Solar Energy in Australia – What is Renewable Energy?
Solar Energy in Australia – What is Renewable Energy? Australia’s hot desert climate is very suitable for the country’s significantly high energy needs. Rising efforts to reduce the rate of climate change have caused the country to embrace renewable energy sources. Solar energy, through these efforts, has primarily been adopted. The efforts are especially in line with Australia’s efforts to become fully operable on purely renewable sources by 2050. Impressively, the Australian continent has the highest solar radiation per square meter amongst all continents. As a result of its climate, Australia has some of the best solar energy sources worldwide.
You may wonder when solar energy was embraced in Australia. – Solar Energy in Australia
Perhaps you have noted the significant publicity this particular form of energy has amassed from various media. Solar energy, in retrospect, is a relatively recent development on Australian soil. Australia opened its first photovoltaic power plant in 2011 – the Uterne Power Station. However, much before that in 2008, $8 million worth of solar panels were installed on the roof of the new Goyder Pavilion of the Royal Adelaide Showgrounds.
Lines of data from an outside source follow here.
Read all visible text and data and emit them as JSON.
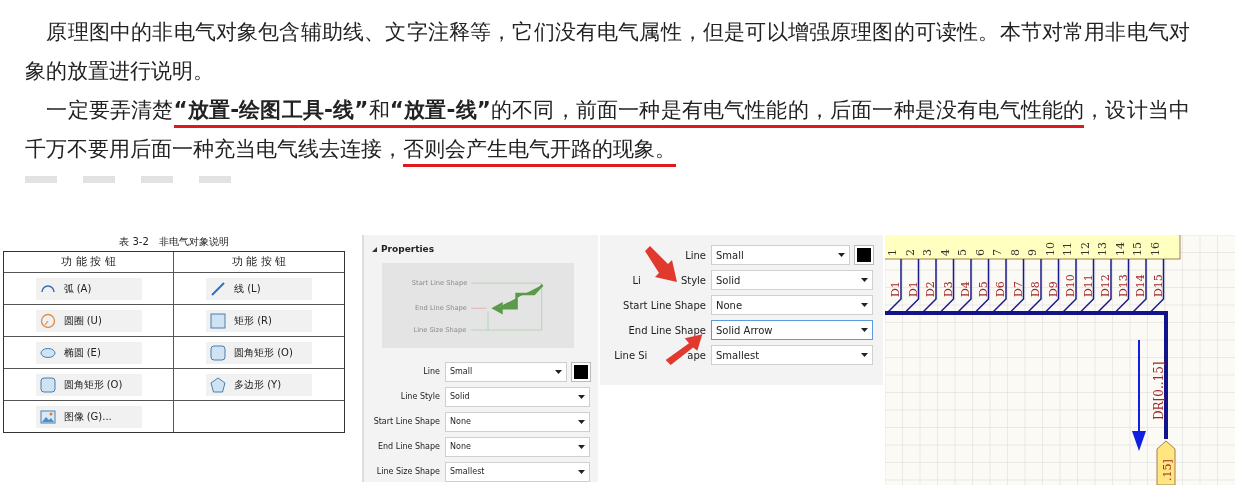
{
  "intro": {
    "paragraphs": [
      [
        {
          "text": "原理图中的非电气对象包含辅助线、文字注释等，它们没有电气属性，但是可以增强原理图的可读性。本节对常用非电气对象的放置进行说明。",
          "underlined": false
        }
      ],
      [
        {
          "text": "一定要弄清楚",
          "underlined": false
        },
        {
          "text": "**“放置-绘图工具-线”**和**“放置-线”**的不同，前面一种是有电气性能的，后面一种是没有电气性能的",
          "underlined": true
        },
        {
          "text": "，设计当中千万不要用后面一种充当电气线去连接，",
          "underlined": false
        },
        {
          "text": "否则会产生电气开路的现象。",
          "underlined": true
        }
      ]
    ]
  },
  "table": {
    "caption": "表 3-2　非电气对象说明",
    "columns": [
      "功 能 按 钮",
      "功 能 按 钮"
    ],
    "rows": [
      [
        {
          "kind": "arc",
          "label": "弧 (A)"
        },
        {
          "kind": "line",
          "label": "线 (L)"
        }
      ],
      [
        {
          "kind": "circle",
          "label": "圆圈 (U)"
        },
        {
          "kind": "rect",
          "label": "矩形 (R)"
        }
      ],
      [
        {
          "kind": "ellipse",
          "label": "椭圆 (E)"
        },
        {
          "kind": "roundrect",
          "label": "圆角矩形 (O)"
        }
      ],
      [
        {
          "kind": "roundrect",
          "label": "圆角矩形 (O)"
        },
        {
          "kind": "polygon",
          "label": "多边形 (Y)"
        }
      ],
      [
        {
          "kind": "image",
          "label": "图像 (G)..."
        }
      ]
    ]
  },
  "panels": [
    {
      "title": "Properties",
      "preview": [
        "Start Line Shape",
        "End Line Shape",
        "Line Size Shape"
      ],
      "fields": [
        {
          "label": "Line",
          "value": "Small",
          "kind": "select-color",
          "focused": false
        },
        {
          "label": "Line Style",
          "value": "Solid",
          "kind": "select",
          "focused": false
        },
        {
          "label": "Start Line Shape",
          "value": "None",
          "kind": "select",
          "focused": false
        },
        {
          "label": "End Line Shape",
          "value": "None",
          "kind": "select",
          "focused": false
        },
        {
          "label": "Line Size Shape",
          "value": "Smallest",
          "kind": "select",
          "focused": false
        }
      ]
    },
    {
      "fields": [
        {
          "label": "Line",
          "value": "Small",
          "kind": "select-color",
          "focused": false
        },
        {
          "label": [
            "Li",
            "Style"
          ],
          "value": "Solid",
          "kind": "select",
          "focused": false
        },
        {
          "label": "Start Line Shape",
          "value": "None",
          "kind": "select",
          "focused": false
        },
        {
          "label": "End Line Shape",
          "value": "Solid Arrow",
          "kind": "select",
          "focused": true
        },
        {
          "label": [
            "Line Si",
            "ape"
          ],
          "value": "Smallest",
          "kind": "select",
          "focused": false
        }
      ]
    }
  ],
  "schematic": {
    "pins": [
      {
        "number": "1",
        "net": "D1"
      },
      {
        "number": "2",
        "net": "D1"
      },
      {
        "number": "3",
        "net": "D2"
      },
      {
        "number": "4",
        "net": "D3"
      },
      {
        "number": "5",
        "net": "D4"
      },
      {
        "number": "6",
        "net": "D5"
      },
      {
        "number": "7",
        "net": "D6"
      },
      {
        "number": "8",
        "net": "D7"
      },
      {
        "number": "9",
        "net": "D8"
      },
      {
        "number": "10",
        "net": "D9"
      },
      {
        "number": "11",
        "net": "D10"
      },
      {
        "number": "12",
        "net": "D11"
      },
      {
        "number": "13",
        "net": "D12"
      },
      {
        "number": "14",
        "net": "D13"
      },
      {
        "number": "15",
        "net": "D14"
      },
      {
        "number": "16",
        "net": "D15"
      }
    ],
    "bus_label": "DR[0..15]",
    "port": ".15]"
  }
}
Due to its significant production of solar power where it has reached the 1000kV mark, the Adelaide Showgrounds have been given official power station status.
According to a report by the Energy Supply Association of Australia at the end of 2015, 15 percent of Australian homes had solar panels. This is the highest installation of panels within households in the world. South Australia and Queensland primarily dominated installation. Additionally, some areas in Adelaide and Brisbane have more than half their homes installed with solar power. Despite this positive report, Australia still lags behind as a large-scale producer of solar energy.
Australia on average receives 58 million PJ every year. That is a staggering 10000 times than its total energy consumption. Additionally, calculations have shown that Australia has enough roof space to power its whole continent on solar energy completely. Despite this encouraging information, solar energy still stands at a dismal 0.1 percent of its contribution to Australia’s total power consumption. It is quite clear that the use of solar power in Australia has enormous potential.
What has the Australian government done so far in a bid to maximize this potential? – Solar Energy in Australia
You might find yourself pondering over this question on reading the facts mentioned before herein. The government has set aside funds through the Solar Flagships Program totaling to $1.6 billion. These funds will build four solar power projects whose total power will amount to 1000MW, reaching the energy output of the average coal plant. Further, numerous power plants such as the Nyngan Solar Plant which currently produces 100MW of energy have been constructed.
Additionally, the Australian government has introduced incentives for solar energy. In the past, the government offered rebates of up to A$8000 for the installation of solar panels in homes and other buildings the community uses. Recently, the Solar Credits Program encourages the installation of solar systems by offering up to five times as many Renewable Energy Certificates for the first 1.5 Kilowatts of capacity. This incentive is in line with Australia’s Renewable Energy Target. Furthermore, schools were able to apply for government grants of up to A$50000 for the installation of 2kW solar panels within their premises. These grants ran from 2008 to 2012.
At the state level, Australian citizens were encouraged to set up solar panels within their residents and then sell their excess energy to electricity retailers. The move, popularly known as grid-in tariffs, caused more households to take up solar power.
Efforts have been made by Australia to increase their solar energy production. However, the potential for production, currently, is significantly expansive. Australia can do more. Way, way more.
Must read artile on the future of renewable energy in Australia.